Data for this exercise:
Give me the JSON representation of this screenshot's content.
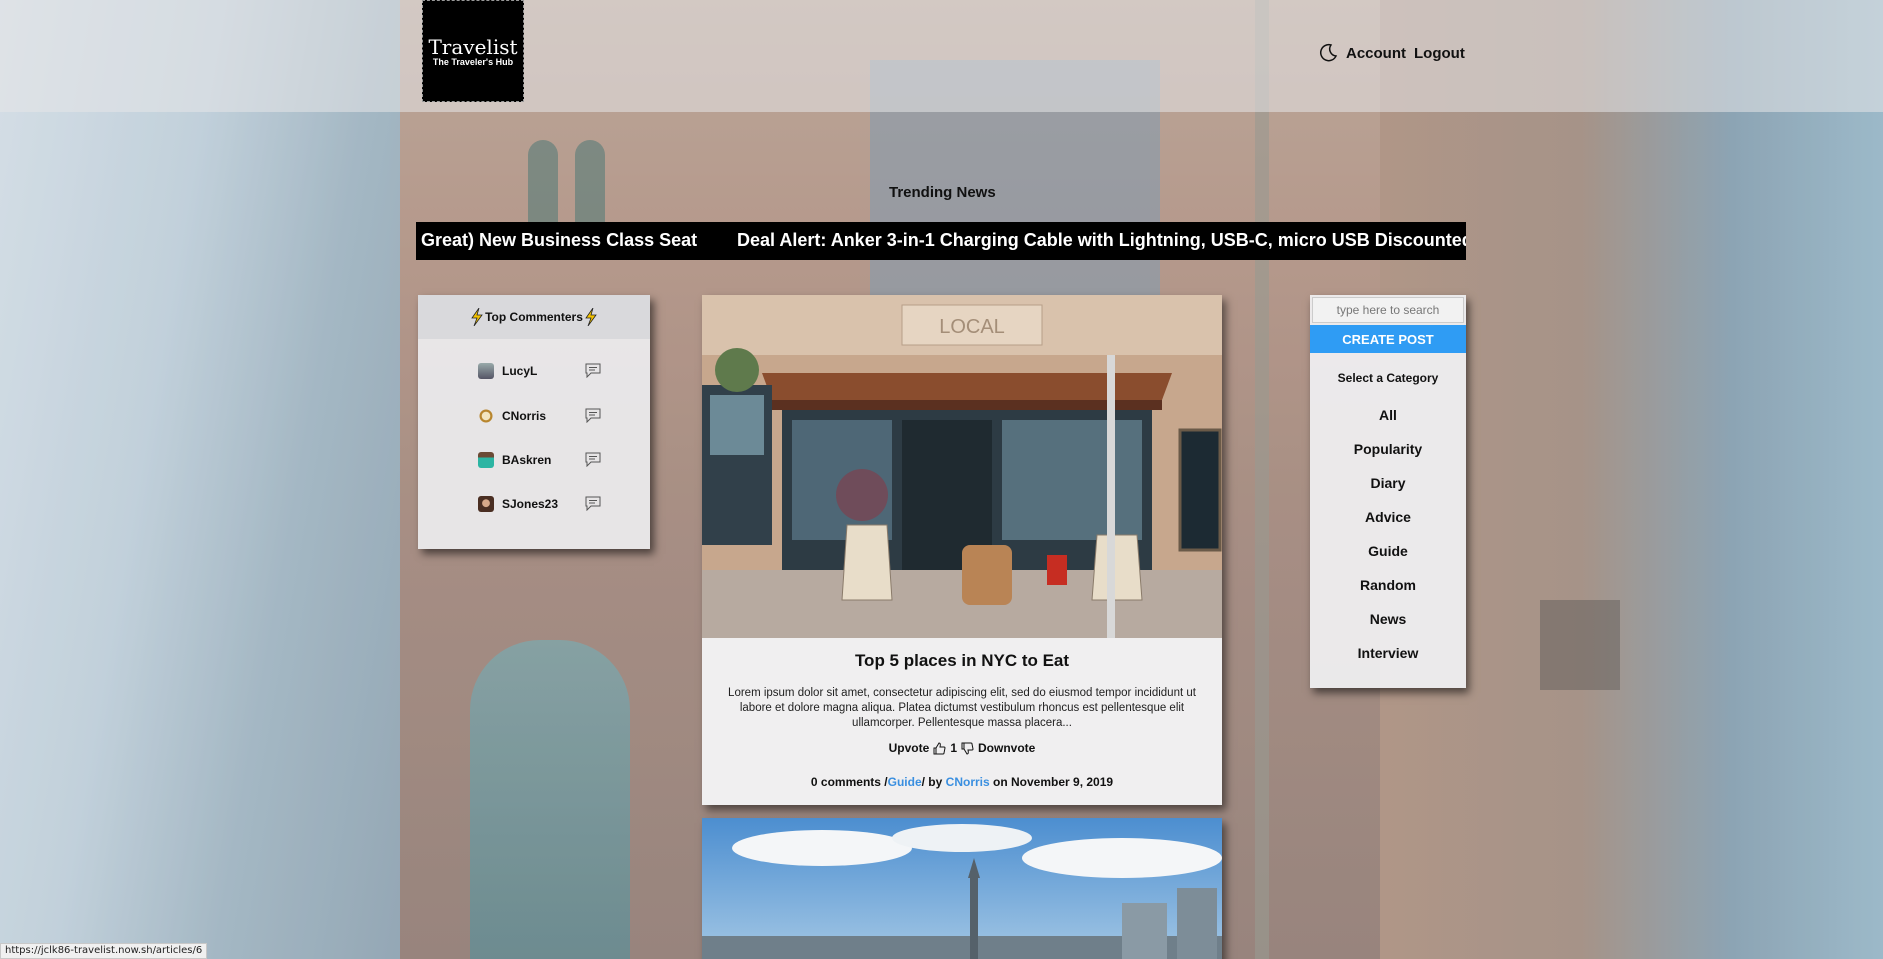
{
  "header": {
    "logo_title": "Travelist",
    "logo_subtitle": "The Traveler's Hub",
    "nav": {
      "theme_icon": "moon-icon",
      "account_label": "Account",
      "logout_label": "Logout"
    }
  },
  "trending": {
    "title": "Trending News",
    "items": [
      "Great) New Business Class Seat",
      "Deal Alert: Anker 3-in-1 Charging Cable with Lightning, USB-C, micro USB Discounted t"
    ]
  },
  "top_commenters": {
    "title": "Top Commenters",
    "items": [
      {
        "name": "LucyL"
      },
      {
        "name": "CNorris"
      },
      {
        "name": "BAskren"
      },
      {
        "name": "SJones23"
      }
    ]
  },
  "post": {
    "title": "Top 5 places in NYC to Eat",
    "excerpt": "Lorem ipsum dolor sit amet, consectetur adipiscing elit, sed do eiusmod tempor incididunt ut labore et dolore magna aliqua. Platea dictumst vestibulum rhoncus est pellentesque elit ullamcorper. Pellentesque massa placera...",
    "upvote_label": "Upvote",
    "vote_count": "1",
    "downvote_label": "Downvote",
    "comments": "0 comments /",
    "category": "Guide",
    "by": "/ by",
    "author": "CNorris",
    "date": "on November 9, 2019",
    "photo_sign": "LOCAL"
  },
  "sidebar": {
    "search_placeholder": "type here to search",
    "create_post_label": "CREATE POST",
    "category_heading": "Select a Category",
    "categories": [
      "All",
      "Popularity",
      "Diary",
      "Advice",
      "Guide",
      "Random",
      "News",
      "Interview"
    ]
  },
  "status_bar": {
    "url": "https://jclk86-travelist.now.sh/articles/6"
  },
  "colors": {
    "accent": "#2f9cf4",
    "link": "#3a8fe0",
    "logo_bg": "#000000"
  }
}
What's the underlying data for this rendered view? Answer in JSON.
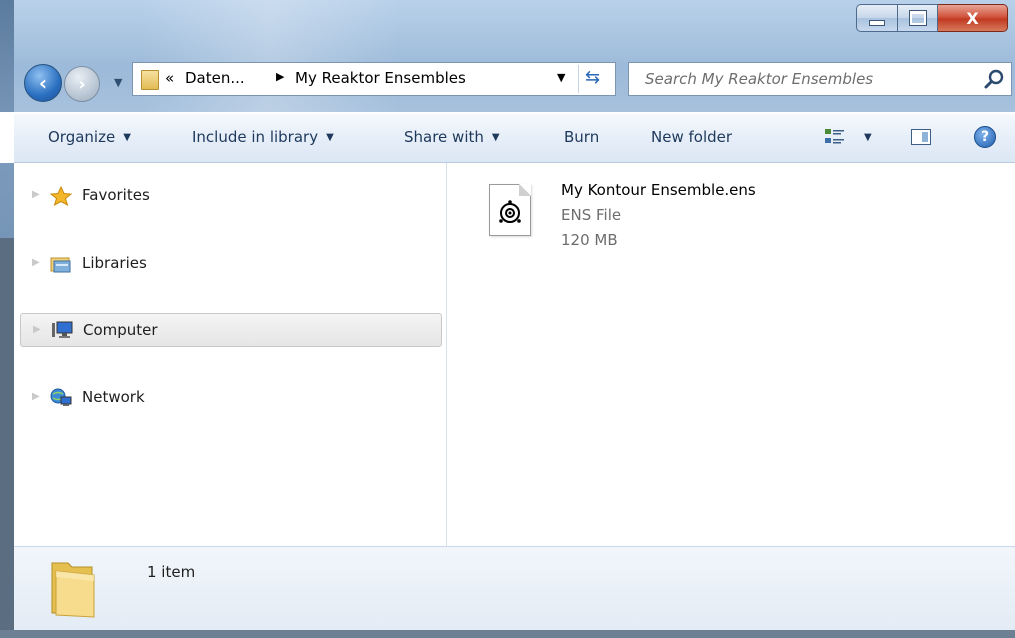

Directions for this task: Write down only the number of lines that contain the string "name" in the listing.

Solution to the exercise: 4